EXERCISE INPUT:
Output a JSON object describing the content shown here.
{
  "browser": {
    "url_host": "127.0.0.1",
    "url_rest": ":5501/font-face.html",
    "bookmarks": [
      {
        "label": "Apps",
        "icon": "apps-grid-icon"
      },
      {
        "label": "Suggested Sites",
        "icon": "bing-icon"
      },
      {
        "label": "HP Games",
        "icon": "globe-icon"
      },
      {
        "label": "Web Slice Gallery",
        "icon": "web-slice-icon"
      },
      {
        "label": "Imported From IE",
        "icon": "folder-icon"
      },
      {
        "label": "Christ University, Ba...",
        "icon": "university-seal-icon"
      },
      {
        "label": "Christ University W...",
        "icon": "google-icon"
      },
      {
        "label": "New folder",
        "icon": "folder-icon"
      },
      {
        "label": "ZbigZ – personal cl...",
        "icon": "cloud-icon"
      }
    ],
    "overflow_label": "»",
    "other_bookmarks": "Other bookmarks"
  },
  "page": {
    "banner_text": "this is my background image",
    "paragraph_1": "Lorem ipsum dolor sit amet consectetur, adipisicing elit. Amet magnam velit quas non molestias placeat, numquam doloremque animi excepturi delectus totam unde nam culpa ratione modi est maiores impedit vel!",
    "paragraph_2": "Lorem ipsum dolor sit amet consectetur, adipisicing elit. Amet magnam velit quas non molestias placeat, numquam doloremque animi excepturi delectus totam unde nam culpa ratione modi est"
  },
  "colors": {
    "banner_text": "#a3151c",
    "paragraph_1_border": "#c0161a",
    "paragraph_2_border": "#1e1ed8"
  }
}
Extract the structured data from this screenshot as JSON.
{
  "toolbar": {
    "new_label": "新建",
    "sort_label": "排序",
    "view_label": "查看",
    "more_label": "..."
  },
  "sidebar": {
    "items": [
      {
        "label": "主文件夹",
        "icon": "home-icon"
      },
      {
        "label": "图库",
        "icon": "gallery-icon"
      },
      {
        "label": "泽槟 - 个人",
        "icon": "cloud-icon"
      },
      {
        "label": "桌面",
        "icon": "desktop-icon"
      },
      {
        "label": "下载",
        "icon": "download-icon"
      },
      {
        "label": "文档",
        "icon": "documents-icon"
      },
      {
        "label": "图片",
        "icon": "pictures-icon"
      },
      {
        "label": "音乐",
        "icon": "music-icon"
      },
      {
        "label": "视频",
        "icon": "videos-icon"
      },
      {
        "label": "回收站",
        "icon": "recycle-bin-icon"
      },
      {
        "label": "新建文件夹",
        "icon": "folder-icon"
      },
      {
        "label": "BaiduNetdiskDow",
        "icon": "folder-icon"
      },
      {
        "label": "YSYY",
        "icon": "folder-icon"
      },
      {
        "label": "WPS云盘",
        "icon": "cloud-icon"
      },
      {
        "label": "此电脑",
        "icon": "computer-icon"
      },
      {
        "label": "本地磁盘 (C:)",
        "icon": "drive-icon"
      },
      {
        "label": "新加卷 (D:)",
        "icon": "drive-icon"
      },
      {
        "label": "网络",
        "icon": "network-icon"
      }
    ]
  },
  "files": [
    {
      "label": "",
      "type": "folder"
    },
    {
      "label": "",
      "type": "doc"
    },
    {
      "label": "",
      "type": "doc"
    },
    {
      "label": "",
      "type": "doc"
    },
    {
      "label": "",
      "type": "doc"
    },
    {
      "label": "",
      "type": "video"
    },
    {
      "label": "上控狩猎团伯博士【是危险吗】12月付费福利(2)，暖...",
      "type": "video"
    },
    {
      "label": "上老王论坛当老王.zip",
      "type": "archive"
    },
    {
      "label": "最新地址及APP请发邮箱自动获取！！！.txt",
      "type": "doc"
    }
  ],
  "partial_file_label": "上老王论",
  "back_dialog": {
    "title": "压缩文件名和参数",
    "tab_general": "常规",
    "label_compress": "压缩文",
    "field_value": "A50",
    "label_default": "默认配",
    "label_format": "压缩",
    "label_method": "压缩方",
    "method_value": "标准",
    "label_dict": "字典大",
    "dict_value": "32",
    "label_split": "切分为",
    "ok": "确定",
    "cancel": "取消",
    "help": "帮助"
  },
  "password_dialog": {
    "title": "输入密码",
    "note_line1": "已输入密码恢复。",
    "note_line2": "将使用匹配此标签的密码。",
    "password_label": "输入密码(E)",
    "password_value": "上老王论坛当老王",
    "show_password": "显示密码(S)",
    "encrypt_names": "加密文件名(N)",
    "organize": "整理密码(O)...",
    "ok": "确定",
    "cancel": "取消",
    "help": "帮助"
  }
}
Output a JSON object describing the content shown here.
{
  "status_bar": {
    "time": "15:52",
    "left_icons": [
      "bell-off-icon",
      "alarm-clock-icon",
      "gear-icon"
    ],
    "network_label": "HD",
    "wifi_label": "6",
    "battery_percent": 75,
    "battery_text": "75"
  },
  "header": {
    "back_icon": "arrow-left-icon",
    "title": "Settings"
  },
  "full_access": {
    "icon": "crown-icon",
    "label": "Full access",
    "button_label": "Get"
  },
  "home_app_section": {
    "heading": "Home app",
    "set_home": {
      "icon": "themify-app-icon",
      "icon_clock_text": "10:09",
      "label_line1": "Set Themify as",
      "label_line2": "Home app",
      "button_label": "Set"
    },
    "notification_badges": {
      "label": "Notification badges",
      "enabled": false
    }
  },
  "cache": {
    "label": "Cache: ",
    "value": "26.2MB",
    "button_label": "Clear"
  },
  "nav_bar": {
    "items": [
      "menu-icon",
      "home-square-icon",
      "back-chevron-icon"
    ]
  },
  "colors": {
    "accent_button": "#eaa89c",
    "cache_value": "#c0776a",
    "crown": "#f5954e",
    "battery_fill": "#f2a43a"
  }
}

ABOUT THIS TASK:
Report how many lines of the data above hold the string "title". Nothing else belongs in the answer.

RESULT:
3